Problem to solve -
Show every line in the entries below where the word "timestamp" appears.

Web page and app entries
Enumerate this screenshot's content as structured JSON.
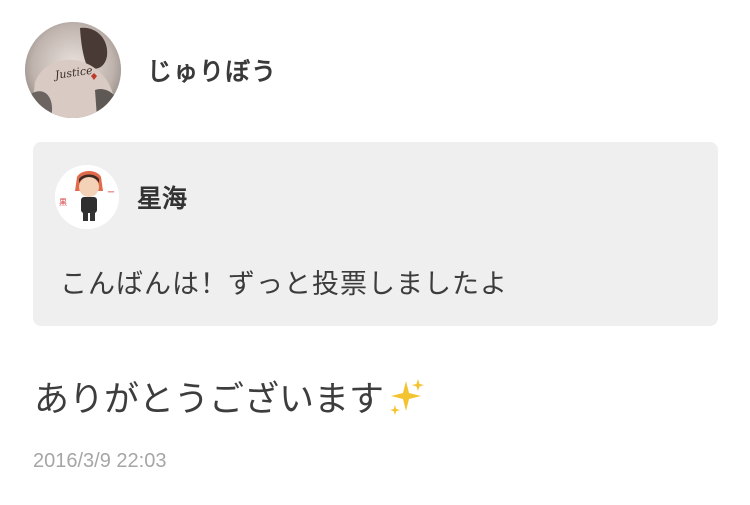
{
  "comment": {
    "author": "じゅりぼう",
    "avatar_icon": "user-avatar-photo",
    "quote": {
      "author": "星海",
      "avatar_icon": "anime-character-avatar",
      "text": "こんばんは！ずっと投票しましたよ"
    },
    "reply_text": "ありがとうございます",
    "reply_emoji": "sparkles-icon",
    "timestamp": "2016/3/9 22:03"
  },
  "colors": {
    "quote_background": "#efefef",
    "timestamp": "#a6a6a6",
    "text": "#333333",
    "sparkle": "#f4c430"
  }
}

Solution for this task -
    "timestamp": "2016/3/9 22:03"
    "timestamp": "#a6a6a6",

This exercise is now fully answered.